Examples of a "responsible" party include, but are not limited to:

  • - An employee or officer of a corporation
  • - An employee or member of a partnership
  • - A third party payer or alternative corporation
  • - A person with the authority and power to control the disbursement of funds.
  • - Payroll Service Providers (PSP) or Professional Employer Organizations (PEO)

Willfulness of Responsible Party

After careful deliberation, the IRS will then investigate the "responsible" party in order to determine their "willfulness." The primary factor in determining "willfulness" is whether the responsible party's decision to not pay the required taxes was conscientious. Additionally, the IRS does not take into consideration if the responsible party's decision was made with malicious intent. Simply put, the responsible individual will be held liable for the missing taxes if they are found guilty of doing so willfully and knowingly.

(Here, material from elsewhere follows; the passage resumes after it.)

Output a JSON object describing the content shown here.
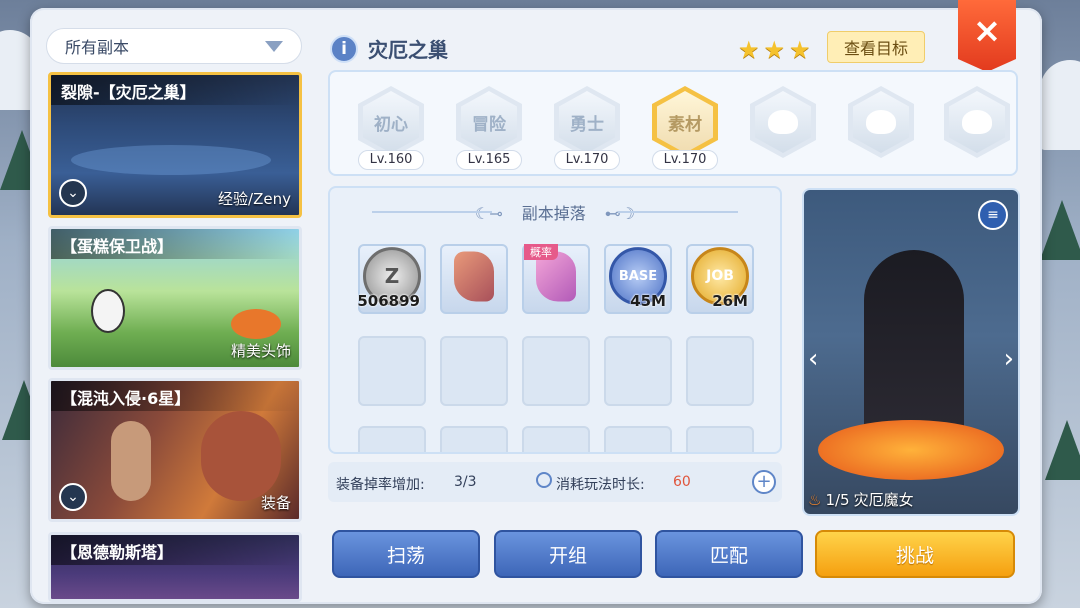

Examples of "willfulness" may include:

  • - Awareness of outstanding taxes
  • - Intentionally disregarding the law
  • - Indifference to the law
  • - A person with the authority and power to control the disbursement of funds.
  • - Using available funds to pay creditors while unable to pay business employment taxes

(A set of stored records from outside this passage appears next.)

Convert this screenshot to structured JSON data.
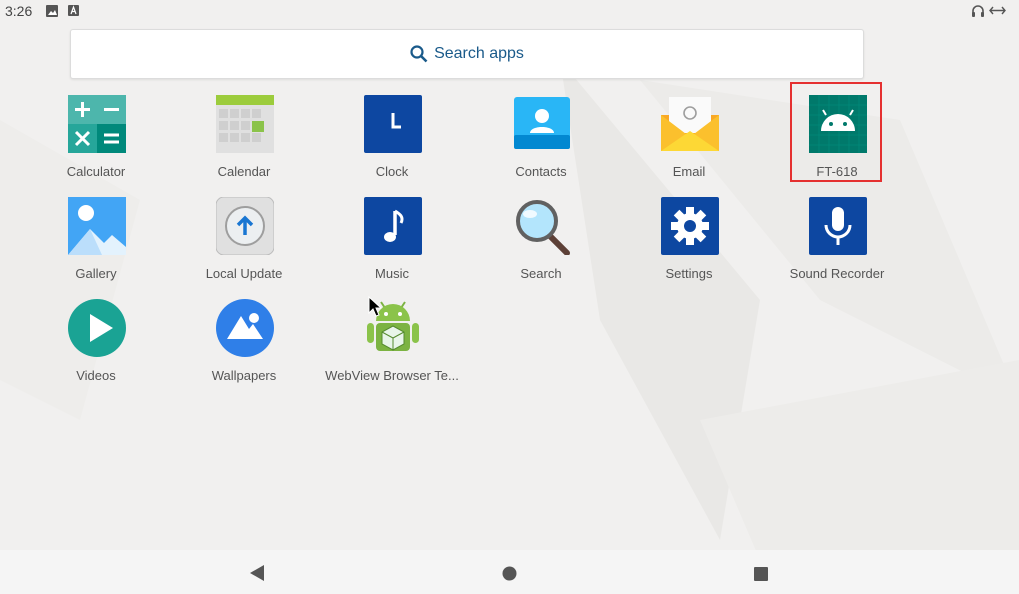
{
  "status_bar": {
    "time": "3:26"
  },
  "search": {
    "label": "Search apps"
  },
  "apps": [
    {
      "label": "Calculator",
      "icon": "calculator-icon"
    },
    {
      "label": "Calendar",
      "icon": "calendar-icon"
    },
    {
      "label": "Clock",
      "icon": "clock-icon"
    },
    {
      "label": "Contacts",
      "icon": "contacts-icon"
    },
    {
      "label": "Email",
      "icon": "email-icon"
    },
    {
      "label": "FT-618",
      "icon": "android-icon"
    },
    {
      "label": "Gallery",
      "icon": "gallery-icon"
    },
    {
      "label": "Local Update",
      "icon": "local-update-icon"
    },
    {
      "label": "Music",
      "icon": "music-icon"
    },
    {
      "label": "Search",
      "icon": "magnifier-icon"
    },
    {
      "label": "Settings",
      "icon": "gear-icon"
    },
    {
      "label": "Sound Recorder",
      "icon": "microphone-icon"
    },
    {
      "label": "Videos",
      "icon": "play-icon"
    },
    {
      "label": "Wallpapers",
      "icon": "wallpaper-icon"
    },
    {
      "label": "WebView Browser Te...",
      "icon": "android-box-icon"
    }
  ],
  "nav": {
    "back": "back-icon",
    "home": "home-icon",
    "recents": "recents-icon"
  }
}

How Lifeback Tax Resolves Trust Fund Recovery Penalties

Individuals faced with the Trust Fund Recovery Penalty face hefty fees as well as the burden of dealing with the IRS. An IRS Revenue Officer will be assigned to collect the business' unpaid taxes as well as investigate the responsible party. The TFRP is a headache to deal with, we know!

Lifeback Tax has settled and negotiated TFRP cases for plenty of clients. Our expert staff of Enrolled Agents, CPAs, attorneys and case managers have dealt with the multi-faceted tax code for years. We work with both businesses and individuals facing the intimidating Trust Fund Recovery Penalty. Our team understands that the process to resolving the TFRP can be grueling. In order to successfully resolve the TFRP, we exhaust every option possible. Our in-depth knowledge of the tax law and IRS procedures make us confident in knowing we can help our clients resolve the TFRP once and for all!

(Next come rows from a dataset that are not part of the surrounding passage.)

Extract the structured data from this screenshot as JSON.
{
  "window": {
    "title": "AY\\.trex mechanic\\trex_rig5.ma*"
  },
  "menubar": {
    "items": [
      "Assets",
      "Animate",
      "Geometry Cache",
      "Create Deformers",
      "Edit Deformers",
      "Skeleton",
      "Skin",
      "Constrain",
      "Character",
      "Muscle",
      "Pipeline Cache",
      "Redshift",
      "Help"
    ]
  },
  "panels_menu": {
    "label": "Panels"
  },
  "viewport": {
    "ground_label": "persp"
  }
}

Trust Fund Recovery Penalty FAQs

Generally, there is a three-year statute of limitations for trust fund recovery matters.

Unpaid payroll taxes are referred to by the IRS as “trust fund taxes.” A trust fund tax is money withheld from an employee’s wages (income tax, Social Security, and Medicare taxes) that is held by an employer in trust and then paid to the government.

IRS Code Section 6672 imposes personal liability for unpaid trust fund taxes and willfully fails to do so.

A person is liable for trust fund taxes if:
(1) the person is responsible for collecting or paying withheld income and employment taxes.
(2)willfully fails to collect or pay them.
A person is “responsible” if they have the duty to perform and the power to direct the collecting, accounting, and paying of trust fund taxes.

Generally, there is a three-year statute of limitations for trust fund recovery matters.

It depends on many factors. It is recommended you seek expert advice from a tax consultant or tax counsel.

• First, you must make sure you are eligible to file an Offer in Compromise. Eligibility requires previous filing of all required tax returns and previous required payments.
• Second, you submit an offer to the IRS by following all instructions in Form 656-B.
• Third, you select a payment option as either lump sum or periodic payments. The IRS will evaluate your offer and either accept or reject. If the IRS rejects your offer, you may appeal the rejection within 30 days.
Getting an OI accepted can be hard to do on your own. In order to achieve the best settlement possible, it is best to consult a tax professional.

The IRS will evaluate your offer and consider whether the offer is appropriate based on your true ability to pay. An appropriate offer accepted by the IRS will be based on your assets, income, expenses, and future earning potential.